WORK ITEM:
Report every line from the following entries that contains the string "SaaS".

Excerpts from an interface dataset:
------------------------

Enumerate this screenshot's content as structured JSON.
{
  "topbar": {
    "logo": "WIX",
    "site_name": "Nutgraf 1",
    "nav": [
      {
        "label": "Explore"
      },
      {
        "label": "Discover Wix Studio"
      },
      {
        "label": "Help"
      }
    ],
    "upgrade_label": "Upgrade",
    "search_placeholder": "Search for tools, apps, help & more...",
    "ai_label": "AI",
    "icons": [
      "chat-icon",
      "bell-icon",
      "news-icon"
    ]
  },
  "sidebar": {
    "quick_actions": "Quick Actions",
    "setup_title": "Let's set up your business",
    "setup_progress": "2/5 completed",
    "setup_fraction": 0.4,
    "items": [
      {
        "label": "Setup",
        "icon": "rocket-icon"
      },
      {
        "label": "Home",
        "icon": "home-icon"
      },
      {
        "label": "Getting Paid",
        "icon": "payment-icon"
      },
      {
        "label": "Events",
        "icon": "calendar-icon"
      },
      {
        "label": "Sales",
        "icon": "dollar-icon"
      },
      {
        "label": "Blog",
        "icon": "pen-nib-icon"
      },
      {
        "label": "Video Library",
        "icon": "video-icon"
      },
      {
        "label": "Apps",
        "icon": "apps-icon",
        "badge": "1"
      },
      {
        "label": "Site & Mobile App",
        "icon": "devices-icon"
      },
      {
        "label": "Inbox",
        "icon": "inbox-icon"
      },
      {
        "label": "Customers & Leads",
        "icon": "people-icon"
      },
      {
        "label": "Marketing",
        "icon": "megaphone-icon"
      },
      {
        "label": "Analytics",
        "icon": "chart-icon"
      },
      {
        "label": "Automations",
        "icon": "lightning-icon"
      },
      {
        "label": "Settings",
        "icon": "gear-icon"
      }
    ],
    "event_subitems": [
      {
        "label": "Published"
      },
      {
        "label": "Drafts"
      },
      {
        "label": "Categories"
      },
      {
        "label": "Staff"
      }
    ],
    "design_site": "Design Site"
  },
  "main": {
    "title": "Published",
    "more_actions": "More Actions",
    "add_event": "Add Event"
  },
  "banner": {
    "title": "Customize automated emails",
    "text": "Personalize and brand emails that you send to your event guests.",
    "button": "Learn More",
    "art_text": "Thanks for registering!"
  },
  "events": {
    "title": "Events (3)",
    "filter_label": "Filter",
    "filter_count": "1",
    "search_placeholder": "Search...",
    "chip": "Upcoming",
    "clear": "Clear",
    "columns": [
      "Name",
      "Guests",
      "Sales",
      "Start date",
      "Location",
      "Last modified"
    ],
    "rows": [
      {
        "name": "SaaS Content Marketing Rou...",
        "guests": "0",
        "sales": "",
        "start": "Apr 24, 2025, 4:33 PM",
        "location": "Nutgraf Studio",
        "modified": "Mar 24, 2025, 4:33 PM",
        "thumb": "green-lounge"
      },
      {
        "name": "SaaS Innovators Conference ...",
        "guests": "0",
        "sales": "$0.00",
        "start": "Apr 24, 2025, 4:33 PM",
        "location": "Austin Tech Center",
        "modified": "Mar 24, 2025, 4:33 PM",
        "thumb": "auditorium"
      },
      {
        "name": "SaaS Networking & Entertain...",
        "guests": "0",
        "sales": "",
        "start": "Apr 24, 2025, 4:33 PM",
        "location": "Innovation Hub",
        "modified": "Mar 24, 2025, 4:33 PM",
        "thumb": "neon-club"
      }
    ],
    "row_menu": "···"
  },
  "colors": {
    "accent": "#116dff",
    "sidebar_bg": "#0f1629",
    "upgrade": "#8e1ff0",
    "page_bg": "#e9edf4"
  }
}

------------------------

EXPECTED ANSWER:
        "name": "SaaS Content Marketing Rou...",
        "name": "SaaS Innovators Conference ...",
        "name": "SaaS Networking & Entertain...",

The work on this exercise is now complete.